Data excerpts
:::::

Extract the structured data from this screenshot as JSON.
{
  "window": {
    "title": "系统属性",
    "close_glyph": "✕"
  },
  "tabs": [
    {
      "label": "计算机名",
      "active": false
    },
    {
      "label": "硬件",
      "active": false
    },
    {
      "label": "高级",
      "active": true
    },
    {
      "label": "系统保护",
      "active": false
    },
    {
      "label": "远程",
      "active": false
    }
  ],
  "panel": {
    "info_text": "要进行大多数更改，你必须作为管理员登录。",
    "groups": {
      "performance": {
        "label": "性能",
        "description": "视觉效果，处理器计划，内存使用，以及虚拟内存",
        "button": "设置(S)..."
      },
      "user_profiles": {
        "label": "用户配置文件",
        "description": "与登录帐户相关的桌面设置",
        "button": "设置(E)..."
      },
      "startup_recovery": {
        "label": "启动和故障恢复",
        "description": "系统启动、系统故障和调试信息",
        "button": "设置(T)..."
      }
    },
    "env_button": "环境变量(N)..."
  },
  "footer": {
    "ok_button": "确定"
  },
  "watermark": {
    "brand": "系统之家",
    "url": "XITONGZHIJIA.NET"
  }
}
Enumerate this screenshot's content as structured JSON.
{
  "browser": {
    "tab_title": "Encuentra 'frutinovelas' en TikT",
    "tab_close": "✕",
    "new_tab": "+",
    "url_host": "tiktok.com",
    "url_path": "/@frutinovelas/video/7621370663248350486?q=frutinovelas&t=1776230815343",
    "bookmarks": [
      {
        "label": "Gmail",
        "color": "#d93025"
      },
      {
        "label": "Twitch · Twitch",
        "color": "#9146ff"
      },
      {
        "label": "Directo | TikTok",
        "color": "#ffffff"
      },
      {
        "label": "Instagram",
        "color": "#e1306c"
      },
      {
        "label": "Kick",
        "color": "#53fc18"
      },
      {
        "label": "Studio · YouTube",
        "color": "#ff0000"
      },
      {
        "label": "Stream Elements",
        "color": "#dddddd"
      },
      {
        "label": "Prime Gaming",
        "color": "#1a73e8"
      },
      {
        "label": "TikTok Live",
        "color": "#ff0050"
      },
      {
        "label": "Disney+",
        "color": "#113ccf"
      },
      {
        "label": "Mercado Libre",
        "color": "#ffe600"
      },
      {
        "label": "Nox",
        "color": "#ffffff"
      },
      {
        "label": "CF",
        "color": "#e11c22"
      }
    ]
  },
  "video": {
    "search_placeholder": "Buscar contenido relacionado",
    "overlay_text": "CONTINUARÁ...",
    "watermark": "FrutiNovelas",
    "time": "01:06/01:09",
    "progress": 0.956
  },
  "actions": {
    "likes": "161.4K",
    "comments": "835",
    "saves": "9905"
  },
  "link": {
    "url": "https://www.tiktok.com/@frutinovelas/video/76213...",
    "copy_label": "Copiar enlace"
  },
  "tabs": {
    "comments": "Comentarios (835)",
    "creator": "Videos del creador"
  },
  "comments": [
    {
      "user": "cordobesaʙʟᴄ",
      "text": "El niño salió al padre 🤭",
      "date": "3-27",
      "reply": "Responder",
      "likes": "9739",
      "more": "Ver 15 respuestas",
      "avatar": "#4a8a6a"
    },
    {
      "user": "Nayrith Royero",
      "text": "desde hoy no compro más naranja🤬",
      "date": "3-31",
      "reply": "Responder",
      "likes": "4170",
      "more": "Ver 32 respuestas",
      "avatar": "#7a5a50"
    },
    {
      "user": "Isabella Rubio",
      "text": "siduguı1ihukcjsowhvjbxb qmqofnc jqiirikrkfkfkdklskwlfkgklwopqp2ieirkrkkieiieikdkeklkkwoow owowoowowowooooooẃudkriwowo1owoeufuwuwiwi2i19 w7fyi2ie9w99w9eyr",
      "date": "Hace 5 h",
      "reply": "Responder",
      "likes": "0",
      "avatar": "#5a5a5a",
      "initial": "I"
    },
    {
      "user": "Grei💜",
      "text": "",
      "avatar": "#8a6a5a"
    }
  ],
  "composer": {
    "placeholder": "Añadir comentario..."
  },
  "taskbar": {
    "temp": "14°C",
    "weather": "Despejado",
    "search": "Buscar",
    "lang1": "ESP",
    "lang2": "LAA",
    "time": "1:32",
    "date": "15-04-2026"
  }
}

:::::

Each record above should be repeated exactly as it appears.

Extract the structured data from this screenshot as JSON.
{
  "window": {
    "title": "系统属性",
    "close_glyph": "✕"
  },
  "tabs": [
    {
      "label": "计算机名",
      "active": false
    },
    {
      "label": "硬件",
      "active": false
    },
    {
      "label": "高级",
      "active": true
    },
    {
      "label": "系统保护",
      "active": false
    },
    {
      "label": "远程",
      "active": false
    }
  ],
  "panel": {
    "info_text": "要进行大多数更改，你必须作为管理员登录。",
    "groups": {
      "performance": {
        "label": "性能",
        "description": "视觉效果，处理器计划，内存使用，以及虚拟内存",
        "button": "设置(S)..."
      },
      "user_profiles": {
        "label": "用户配置文件",
        "description": "与登录帐户相关的桌面设置",
        "button": "设置(E)..."
      },
      "startup_recovery": {
        "label": "启动和故障恢复",
        "description": "系统启动、系统故障和调试信息",
        "button": "设置(T)..."
      }
    },
    "env_button": "环境变量(N)..."
  },
  "footer": {
    "ok_button": "确定"
  },
  "watermark": {
    "brand": "系统之家",
    "url": "XITONGZHIJIA.NET"
  }
}
Enumerate this screenshot's content as structured JSON.
{
  "browser": {
    "tab_title": "Encuentra 'frutinovelas' en TikT",
    "tab_close": "✕",
    "new_tab": "+",
    "url_host": "tiktok.com",
    "url_path": "/@frutinovelas/video/7621370663248350486?q=frutinovelas&t=1776230815343",
    "bookmarks": [
      {
        "label": "Gmail",
        "color": "#d93025"
      },
      {
        "label": "Twitch · Twitch",
        "color": "#9146ff"
      },
      {
        "label": "Directo | TikTok",
        "color": "#ffffff"
      },
      {
        "label": "Instagram",
        "color": "#e1306c"
      },
      {
        "label": "Kick",
        "color": "#53fc18"
      },
      {
        "label": "Studio · YouTube",
        "color": "#ff0000"
      },
      {
        "label": "Stream Elements",
        "color": "#dddddd"
      },
      {
        "label": "Prime Gaming",
        "color": "#1a73e8"
      },
      {
        "label": "TikTok Live",
        "color": "#ff0050"
      },
      {
        "label": "Disney+",
        "color": "#113ccf"
      },
      {
        "label": "Mercado Libre",
        "color": "#ffe600"
      },
      {
        "label": "Nox",
        "color": "#ffffff"
      },
      {
        "label": "CF",
        "color": "#e11c22"
      }
    ]
  },
  "video": {
    "search_placeholder": "Buscar contenido relacionado",
    "overlay_text": "CONTINUARÁ...",
    "watermark": "FrutiNovelas",
    "time": "01:06/01:09",
    "progress": 0.956
  },
  "actions": {
    "likes": "161.4K",
    "comments": "835",
    "saves": "9905"
  },
  "link": {
    "url": "https://www.tiktok.com/@frutinovelas/video/76213...",
    "copy_label": "Copiar enlace"
  },
  "tabs": {
    "comments": "Comentarios (835)",
    "creator": "Videos del creador"
  },
  "comments": [
    {
      "user": "cordobesaʙʟᴄ",
      "text": "El niño salió al padre 🤭",
      "date": "3-27",
      "reply": "Responder",
      "likes": "9739",
      "more": "Ver 15 respuestas",
      "avatar": "#4a8a6a"
    },
    {
      "user": "Nayrith Royero",
      "text": "desde hoy no compro más naranja🤬",
      "date": "3-31",
      "reply": "Responder",
      "likes": "4170",
      "more": "Ver 32 respuestas",
      "avatar": "#7a5a50"
    },
    {
      "user": "Isabella Rubio",
      "text": "siduguı1ihukcjsowhvjbxb qmqofnc jqiirikrkfkfkdklskwlfkgklwopqp2ieirkrkkieiieikdkeklkkwoow owowoowowowooooooẃudkriwowo1owoeufuwuwiwi2i19 w7fyi2ie9w99w9eyr",
      "date": "Hace 5 h",
      "reply": "Responder",
      "likes": "0",
      "avatar": "#5a5a5a",
      "initial": "I"
    },
    {
      "user": "Grei💜",
      "text": "",
      "avatar": "#8a6a5a"
    }
  ],
  "composer": {
    "placeholder": "Añadir comentario..."
  },
  "taskbar": {
    "temp": "14°C",
    "weather": "Despejado",
    "search": "Buscar",
    "lang1": "ESP",
    "lang2": "LAA",
    "time": "1:32",
    "date": "15-04-2026"
  }
}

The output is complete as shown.